Texan Jake Perry broke the Guinness World Record for the largest cat – twice. In 1998, Perry’s cat Grandpa Rex Allen lived to the age of 34. In 2005, his cat, Creme Puff, lived to 38 years, almost twice the average lifespan of a domestic cat.
Berry’s secret? He would give his cats a dropper of red wine every night.
Could a small dose of resveratrol in wine have big effects on cats’ longevity? Ask Rodney Habib and Karen Shaw Baker in “The Forever Dog: Surprising New Science to Help Your Canine Companion Live Smaller, Healthier, and Longer” (Harper Wave).
It’s no wonder that dog owners may wonder if a little booze can help their dogs live longer too – after all, they are willing to spend great lengths and spend big on this endeavour.
In their new book, pet influencer Habib and Becker, a veterinarian, look at things people can do to add years to a pet’s life. And they’re not all wallet busters.
The authors do not recommend giving Fido Merlot every night. But they note that resveratrol (derived from the Japanese knotweed, not grapes, which can be toxic to dogs) is beginning to be used as a supplement for dogs due to its anti-inflammatory and anti-cancer properties, along with neurological benefits.
“Supplements are powerful tools when used correctly,” they wrote, noting that, in addition to resveratrol, they favor supplements such as curcumin, probiotics, and milk thistle.
Another tip in the book is to defy conventional wisdom – such as that dogs should be spayed or neutered ASAP.
Studies show that the earlier a puppy is spayed or neutered, the more likely it is for health problems later in life, ranging from abnormal bone growth and bone cancer to an increased incidence of adverse reaction to vaccines and behavioral challenges such as fear and aggression. write.
Instead, Becker recommends that when spaying your puppy before puberty, use less invasive methods — such as vasectomy or hysterectomy — because they tend to have fewer negative side effects.
As for diet, the authors echo recent reports about the dangers of commercial foods, which tend to contain a lot of carbohydrates and are overprocessed, lack nutrients, and possibly full of additives. Its risks are similar to someone who eats fast food every day.
“Studies now show that the more dogs eat, the more likely they are to become overweight or obese and show signs of systemic inflammation,” Habib and Becker wrote. Homemade dog food is ideal, and raw or freeze-dried dog foods also tend to be healthy.
If you can’t feed premium dog food 100 percent of the time, upgrading 25 or 50 percent of the norm is a great option, as is meals containing fruits, vegetables and oily fish regularly.
And just as intermittent fasting and its supposed benefits have been all the rage in human health circles in recent years, it’s a growing trend in the canine world as well.
“Healthy dogs do not need to eat three square meals per day with rewards provided on a full-time basis,” the authors wrote. “A growing number of animal experts are recommending that healthy dogs (weighing more than 10 pounds) fast one day per week” to aid rest and recovery. (Fasting here means abstaining from food but never water.)
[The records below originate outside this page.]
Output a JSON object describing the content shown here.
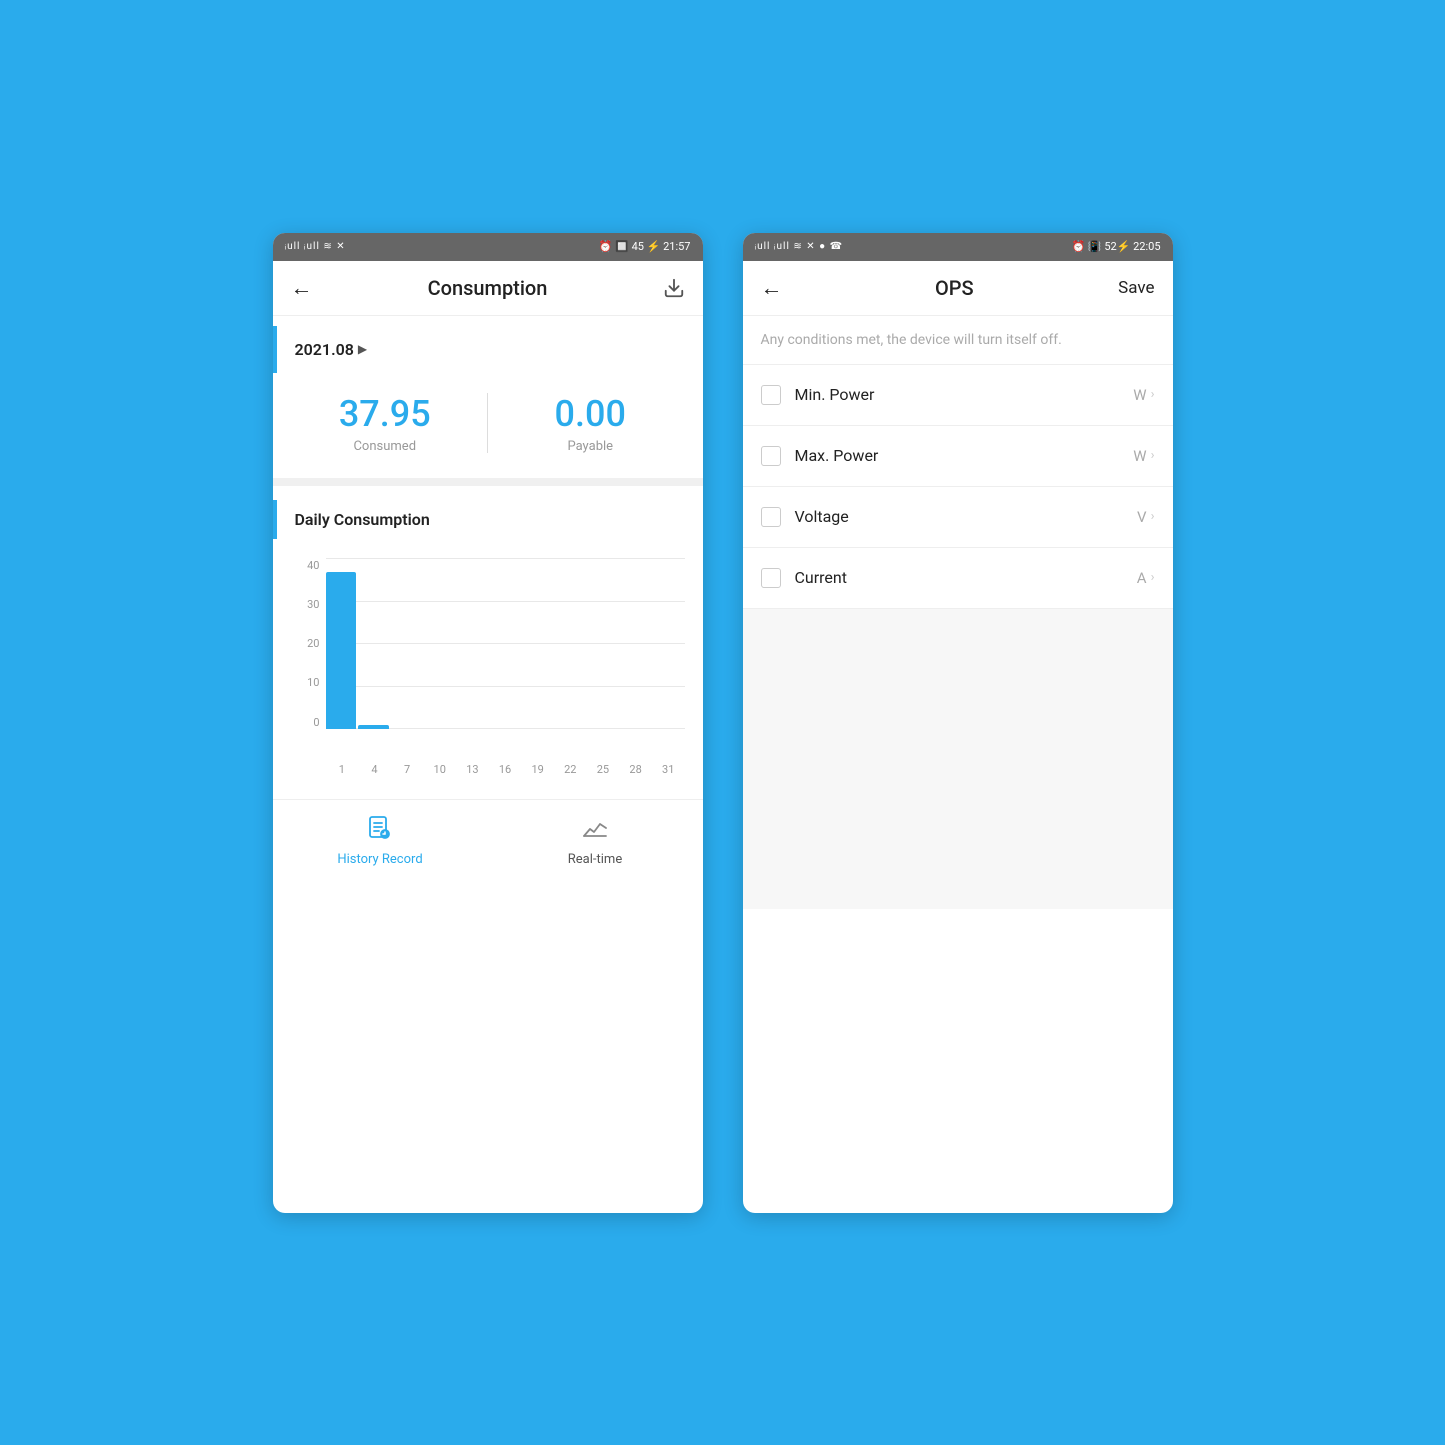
{
  "left_phone": {
    "status_bar": {
      "left": "ᵉull ⁴⁶ull ⊕ ✕",
      "right": "⏰ 🔲 45 ⚡ 21:57"
    },
    "nav": {
      "back_label": "←",
      "title": "Consumption",
      "download_icon": "download"
    },
    "month": {
      "text": "2021.08",
      "arrow": "▶"
    },
    "stats": {
      "consumed_value": "37.95",
      "consumed_label": "Consumed",
      "payable_value": "0.00",
      "payable_label": "Payable"
    },
    "daily_section": {
      "title": "Daily Consumption"
    },
    "chart": {
      "y_labels": [
        "0",
        "10",
        "20",
        "30",
        "40"
      ],
      "x_labels": [
        "1",
        "4",
        "7",
        "10",
        "13",
        "16",
        "19",
        "22",
        "25",
        "28",
        "31"
      ],
      "bars": [
        37,
        1,
        0,
        0,
        0,
        0,
        0,
        0,
        0,
        0,
        0
      ],
      "max_value": 40
    },
    "tabs": [
      {
        "id": "history",
        "label": "History Record",
        "active": true
      },
      {
        "id": "realtime",
        "label": "Real-time",
        "active": false
      }
    ]
  },
  "right_phone": {
    "status_bar": {
      "left": "ᵉull ⁴⁶ull ⊕ ✕ ● ☎",
      "right": "⏰ 🔲 52 ⚡ 22:05"
    },
    "nav": {
      "back_label": "←",
      "title": "OPS",
      "save_label": "Save"
    },
    "description": "Any conditions met, the device will turn itself off.",
    "items": [
      {
        "id": "min-power",
        "label": "Min. Power",
        "unit": "W"
      },
      {
        "id": "max-power",
        "label": "Max. Power",
        "unit": "W"
      },
      {
        "id": "voltage",
        "label": "Voltage",
        "unit": "V"
      },
      {
        "id": "current",
        "label": "Current",
        "unit": "A"
      }
    ]
  }
}
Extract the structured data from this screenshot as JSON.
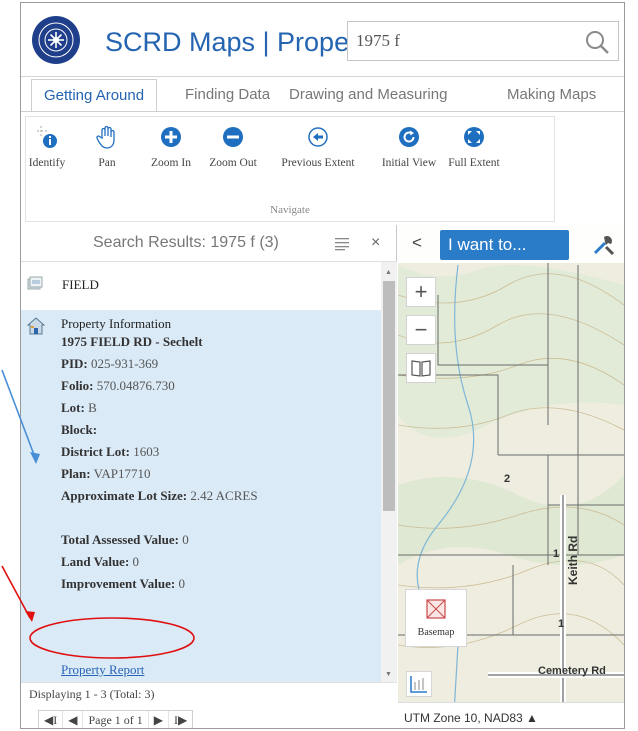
{
  "header": {
    "app_title": "SCRD Maps  |  Properties",
    "search_value": "1975 f",
    "logo_text": "SUNSHINE COAST REGIONAL DISTRICT"
  },
  "ribbon": {
    "tabs": [
      {
        "label": "Getting Around",
        "active": true
      },
      {
        "label": "Finding Data",
        "active": false
      },
      {
        "label": "Drawing and Measuring",
        "active": false
      },
      {
        "label": "Making Maps",
        "active": false
      }
    ],
    "tools": [
      {
        "label": "Identify",
        "icon": "identify-icon"
      },
      {
        "label": "Pan",
        "icon": "hand-icon"
      },
      {
        "label": "Zoom In",
        "icon": "zoom-in-icon"
      },
      {
        "label": "Zoom Out",
        "icon": "zoom-out-icon"
      },
      {
        "label": "Previous Extent",
        "icon": "previous-extent-icon"
      },
      {
        "label": "Initial View",
        "icon": "initial-view-icon"
      },
      {
        "label": "Full Extent",
        "icon": "full-extent-icon"
      }
    ],
    "group_label": "Navigate"
  },
  "results": {
    "title": "Search Results: 1975 f (3)",
    "close_glyph": "×",
    "layer_name": "FIELD",
    "property": {
      "heading": "Property Information",
      "address": "1975 FIELD RD - Sechelt",
      "pid_label": "PID:",
      "pid": "025-931-369",
      "folio_label": "Folio:",
      "folio": "570.04876.730",
      "lot_label": "Lot:",
      "lot": "B",
      "block_label": "Block:",
      "block": "",
      "district_lot_label": "District Lot:",
      "district_lot": "1603",
      "plan_label": "Plan:",
      "plan": "VAP17710",
      "lot_size_label": "Approximate Lot Size:",
      "lot_size": "2.42 ACRES",
      "assessed_label": "Total Assessed Value:",
      "assessed": "0",
      "land_label": "Land Value:",
      "land": "0",
      "improvement_label": "Improvement Value:",
      "improvement": "0"
    },
    "report_link": "Property Report",
    "footer": {
      "display_count": "Displaying 1 - 3 (Total: 3)",
      "page_text": "Page 1 of 1",
      "first_glyph": "◀I",
      "prev_glyph": "◀",
      "next_glyph": "▶",
      "last_glyph": "I▶"
    }
  },
  "map": {
    "collapse_glyph": "<",
    "i_want_to": "I want to...",
    "zoom_in_glyph": "+",
    "zoom_out_glyph": "−",
    "basemap_label": "Basemap",
    "road_keith": "Keith Rd",
    "road_cemetery": "Cemetery Rd",
    "parcel_label_1": "2",
    "parcel_label_2": "1",
    "parcel_label_3": "1",
    "status": "UTM Zone 10, NAD83 ▲"
  },
  "colors": {
    "brand_blue": "#2464b0",
    "button_blue": "#2a7cc9",
    "selected_row": "#dbeaf7",
    "annotation_blue": "#4a8fd6",
    "annotation_red": "#e01010"
  }
}
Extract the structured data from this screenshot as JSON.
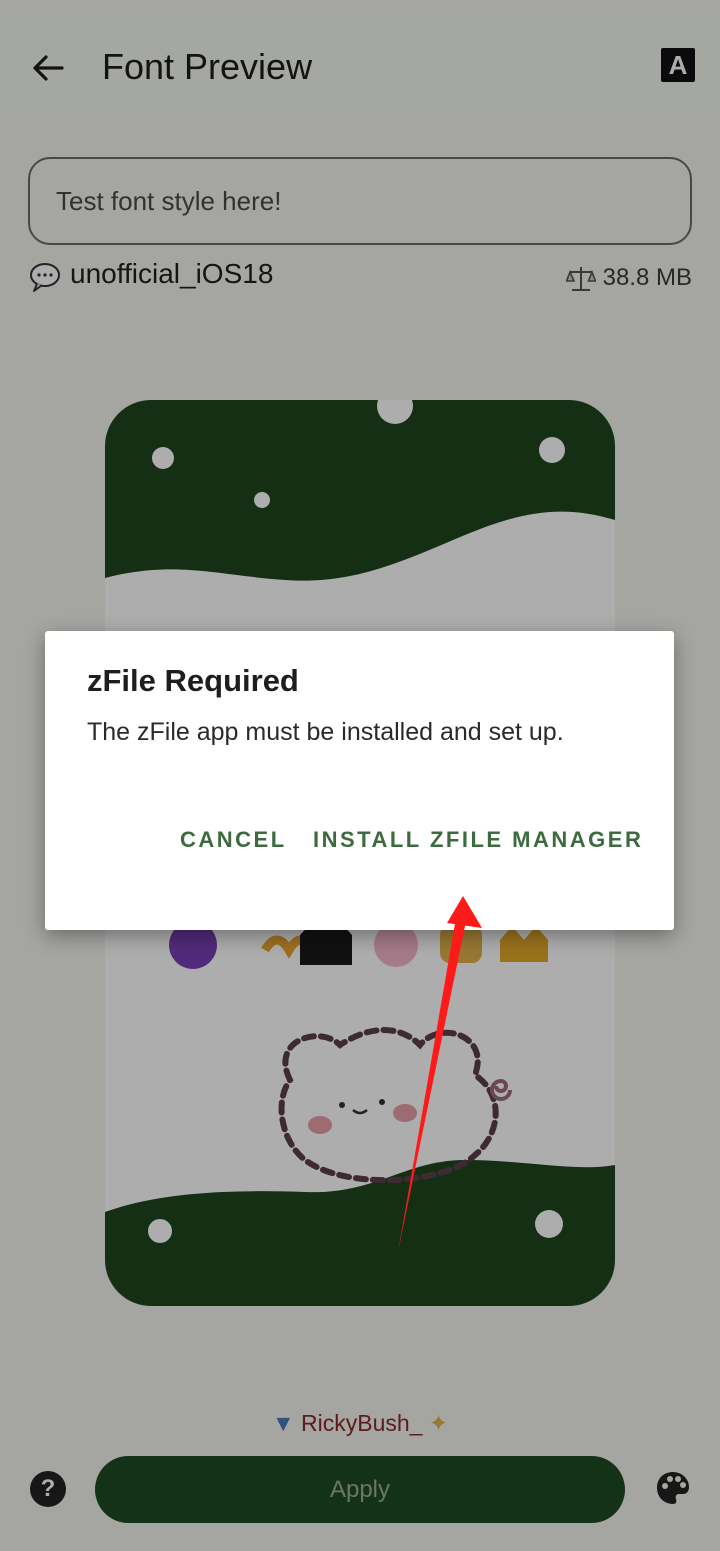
{
  "appbar": {
    "title": "Font Preview",
    "font_badge": "A"
  },
  "input": {
    "placeholder": "Test font style here!"
  },
  "meta": {
    "font_name": "unofficial_iOS18",
    "size": "38.8 MB"
  },
  "footer": {
    "credit": "RickyBush_",
    "apply_label": "Apply",
    "help_label": "?"
  },
  "dialog": {
    "title": "zFile Required",
    "message": "The zFile app must be installed and set up.",
    "cancel_label": "CANCEL",
    "install_label": "INSTALL ZFILE MANAGER"
  },
  "colors": {
    "accent": "#1e4a22",
    "dialog_button": "#3c6b3f",
    "annotation_arrow": "#ff1a1a"
  },
  "icons": {
    "back": "arrow-left-icon",
    "speech": "speech-bubble-icon",
    "scale": "balance-scale-icon",
    "help": "help-icon",
    "palette": "palette-icon"
  }
}
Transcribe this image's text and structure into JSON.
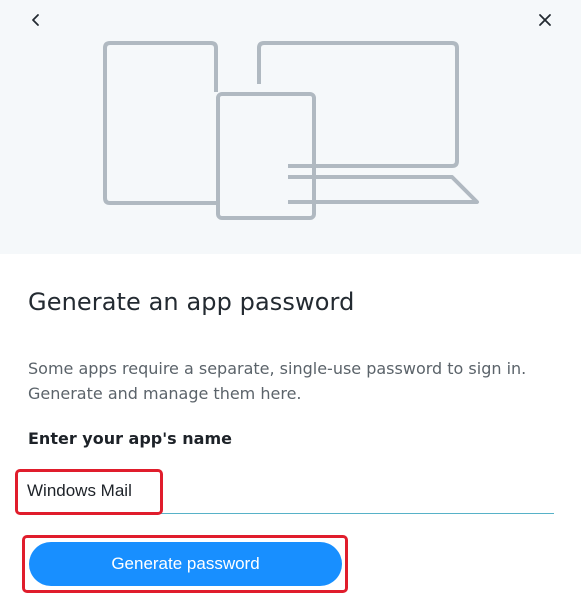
{
  "header": {
    "back_icon": "chevron-left-icon",
    "close_icon": "close-icon",
    "illustration": "devices-illustration",
    "illustration_color": "#b0b9c1"
  },
  "main": {
    "title": "Generate an app password",
    "description": "Some apps require a separate, single-use password to sign in. Generate and manage them here.",
    "field_label": "Enter your app's name",
    "field_value": "Windows Mail",
    "button_label": "Generate password"
  },
  "colors": {
    "accent": "#188fff",
    "highlight": "#e01d2c",
    "underline": "#57b2c8",
    "hero_background": "#f5f8fa"
  }
}
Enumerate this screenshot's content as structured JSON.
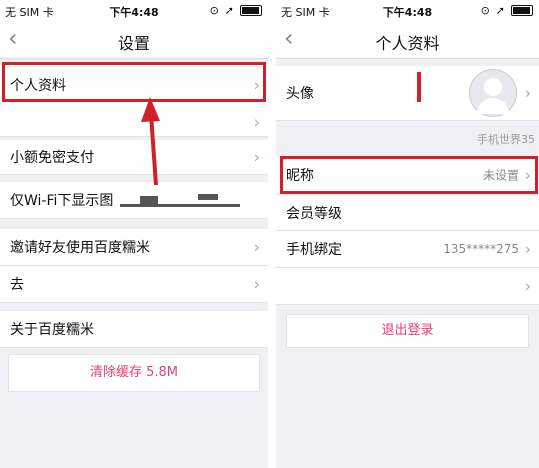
{
  "left": {
    "status": {
      "carrier": "无 SIM 卡",
      "time": "下午4:48"
    },
    "title": "设置",
    "rows": {
      "profile": "个人资料",
      "petty_pay": "小额免密支付",
      "wifi_images": "仅Wi-Fi下显示图",
      "invite": "邀请好友使用百度糯米",
      "go": "去",
      "about": "关于百度糯米"
    },
    "clear_cache": "清除缓存 5.8M"
  },
  "right": {
    "status": {
      "carrier": "无 SIM 卡",
      "time": "下午4:48"
    },
    "title": "个人资料",
    "rows": {
      "avatar": "头像",
      "source_label": "手机世界35",
      "nickname": "昵称",
      "nickname_value": "未设置",
      "member_level": "会员等级",
      "phone_bind": "手机绑定",
      "phone_value": "135*****275"
    },
    "logout": "退出登录"
  },
  "colors": {
    "highlight": "#d0202a",
    "accent": "#e0407a"
  }
}
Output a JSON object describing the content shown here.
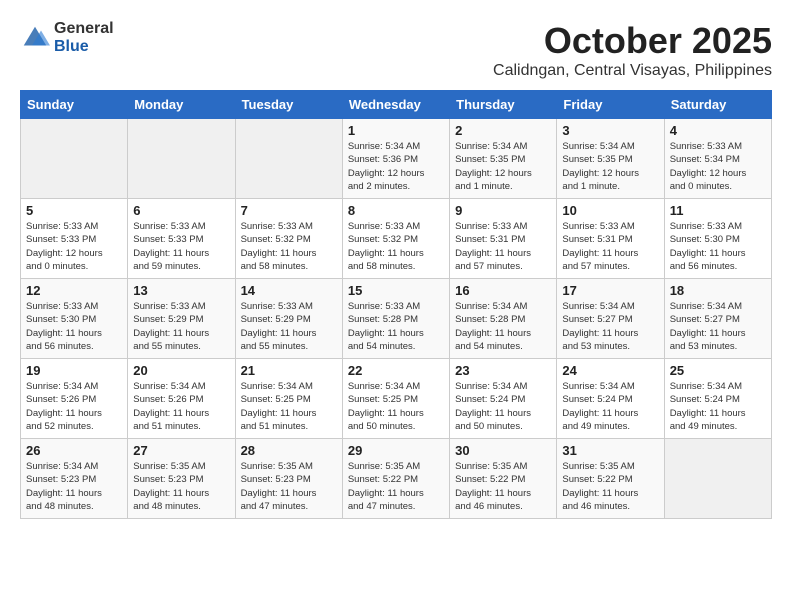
{
  "header": {
    "logo_general": "General",
    "logo_blue": "Blue",
    "month": "October 2025",
    "location": "Calidngan, Central Visayas, Philippines"
  },
  "weekdays": [
    "Sunday",
    "Monday",
    "Tuesday",
    "Wednesday",
    "Thursday",
    "Friday",
    "Saturday"
  ],
  "weeks": [
    [
      {
        "day": "",
        "info": ""
      },
      {
        "day": "",
        "info": ""
      },
      {
        "day": "",
        "info": ""
      },
      {
        "day": "1",
        "info": "Sunrise: 5:34 AM\nSunset: 5:36 PM\nDaylight: 12 hours\nand 2 minutes."
      },
      {
        "day": "2",
        "info": "Sunrise: 5:34 AM\nSunset: 5:35 PM\nDaylight: 12 hours\nand 1 minute."
      },
      {
        "day": "3",
        "info": "Sunrise: 5:34 AM\nSunset: 5:35 PM\nDaylight: 12 hours\nand 1 minute."
      },
      {
        "day": "4",
        "info": "Sunrise: 5:33 AM\nSunset: 5:34 PM\nDaylight: 12 hours\nand 0 minutes."
      }
    ],
    [
      {
        "day": "5",
        "info": "Sunrise: 5:33 AM\nSunset: 5:33 PM\nDaylight: 12 hours\nand 0 minutes."
      },
      {
        "day": "6",
        "info": "Sunrise: 5:33 AM\nSunset: 5:33 PM\nDaylight: 11 hours\nand 59 minutes."
      },
      {
        "day": "7",
        "info": "Sunrise: 5:33 AM\nSunset: 5:32 PM\nDaylight: 11 hours\nand 58 minutes."
      },
      {
        "day": "8",
        "info": "Sunrise: 5:33 AM\nSunset: 5:32 PM\nDaylight: 11 hours\nand 58 minutes."
      },
      {
        "day": "9",
        "info": "Sunrise: 5:33 AM\nSunset: 5:31 PM\nDaylight: 11 hours\nand 57 minutes."
      },
      {
        "day": "10",
        "info": "Sunrise: 5:33 AM\nSunset: 5:31 PM\nDaylight: 11 hours\nand 57 minutes."
      },
      {
        "day": "11",
        "info": "Sunrise: 5:33 AM\nSunset: 5:30 PM\nDaylight: 11 hours\nand 56 minutes."
      }
    ],
    [
      {
        "day": "12",
        "info": "Sunrise: 5:33 AM\nSunset: 5:30 PM\nDaylight: 11 hours\nand 56 minutes."
      },
      {
        "day": "13",
        "info": "Sunrise: 5:33 AM\nSunset: 5:29 PM\nDaylight: 11 hours\nand 55 minutes."
      },
      {
        "day": "14",
        "info": "Sunrise: 5:33 AM\nSunset: 5:29 PM\nDaylight: 11 hours\nand 55 minutes."
      },
      {
        "day": "15",
        "info": "Sunrise: 5:33 AM\nSunset: 5:28 PM\nDaylight: 11 hours\nand 54 minutes."
      },
      {
        "day": "16",
        "info": "Sunrise: 5:34 AM\nSunset: 5:28 PM\nDaylight: 11 hours\nand 54 minutes."
      },
      {
        "day": "17",
        "info": "Sunrise: 5:34 AM\nSunset: 5:27 PM\nDaylight: 11 hours\nand 53 minutes."
      },
      {
        "day": "18",
        "info": "Sunrise: 5:34 AM\nSunset: 5:27 PM\nDaylight: 11 hours\nand 53 minutes."
      }
    ],
    [
      {
        "day": "19",
        "info": "Sunrise: 5:34 AM\nSunset: 5:26 PM\nDaylight: 11 hours\nand 52 minutes."
      },
      {
        "day": "20",
        "info": "Sunrise: 5:34 AM\nSunset: 5:26 PM\nDaylight: 11 hours\nand 51 minutes."
      },
      {
        "day": "21",
        "info": "Sunrise: 5:34 AM\nSunset: 5:25 PM\nDaylight: 11 hours\nand 51 minutes."
      },
      {
        "day": "22",
        "info": "Sunrise: 5:34 AM\nSunset: 5:25 PM\nDaylight: 11 hours\nand 50 minutes."
      },
      {
        "day": "23",
        "info": "Sunrise: 5:34 AM\nSunset: 5:24 PM\nDaylight: 11 hours\nand 50 minutes."
      },
      {
        "day": "24",
        "info": "Sunrise: 5:34 AM\nSunset: 5:24 PM\nDaylight: 11 hours\nand 49 minutes."
      },
      {
        "day": "25",
        "info": "Sunrise: 5:34 AM\nSunset: 5:24 PM\nDaylight: 11 hours\nand 49 minutes."
      }
    ],
    [
      {
        "day": "26",
        "info": "Sunrise: 5:34 AM\nSunset: 5:23 PM\nDaylight: 11 hours\nand 48 minutes."
      },
      {
        "day": "27",
        "info": "Sunrise: 5:35 AM\nSunset: 5:23 PM\nDaylight: 11 hours\nand 48 minutes."
      },
      {
        "day": "28",
        "info": "Sunrise: 5:35 AM\nSunset: 5:23 PM\nDaylight: 11 hours\nand 47 minutes."
      },
      {
        "day": "29",
        "info": "Sunrise: 5:35 AM\nSunset: 5:22 PM\nDaylight: 11 hours\nand 47 minutes."
      },
      {
        "day": "30",
        "info": "Sunrise: 5:35 AM\nSunset: 5:22 PM\nDaylight: 11 hours\nand 46 minutes."
      },
      {
        "day": "31",
        "info": "Sunrise: 5:35 AM\nSunset: 5:22 PM\nDaylight: 11 hours\nand 46 minutes."
      },
      {
        "day": "",
        "info": ""
      }
    ]
  ]
}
Given that they are not elite athletes, what dogs are recovering from?
“Dogs should get on their bones for at least twenty minutes of continuous heart rate exercise at least three times a week,” the couple wrote, preferably more than that. Two of the longest-lived pups ever – including an Australian kelp who was 30 when she died in 2016 – live on farms, where they enjoy plenty of exercise, fresh food and low stress.
But don’t bother serving this fresh fare in a cheap pet store bowl. As part of urging readers to reduce exposure to harmful household and environmental chemicals, Baker and Habib suggest avoiding the use of plastic food containers. Likewise, it’s a good idea to hide medications in almond butter instead of peanut butter (fewer additives) and wipe puppies’ paws to remove harmful chemicals and bacteria after they are out of the house.
The authors cite a study that looked at Scottish Terriers and the chemicals for the herb. The breed is prone to developing bladder cancer, but dogs in the study that were also exposed to certain chemicals in the garden had cancer rates four to seven times higher than dogs that were not.
“Although many dogs already live longer, like humans, many dogs are dying earlier from chronic diseases than ever before,” they wrote.
Much of the book’s advice is consistent with what doctors tell humans they should do themselves to live longer. The authors wrote: “Leading is a two-way street.” “As the world of medical research has become global, the choices for canine health are as vast as those for human health.”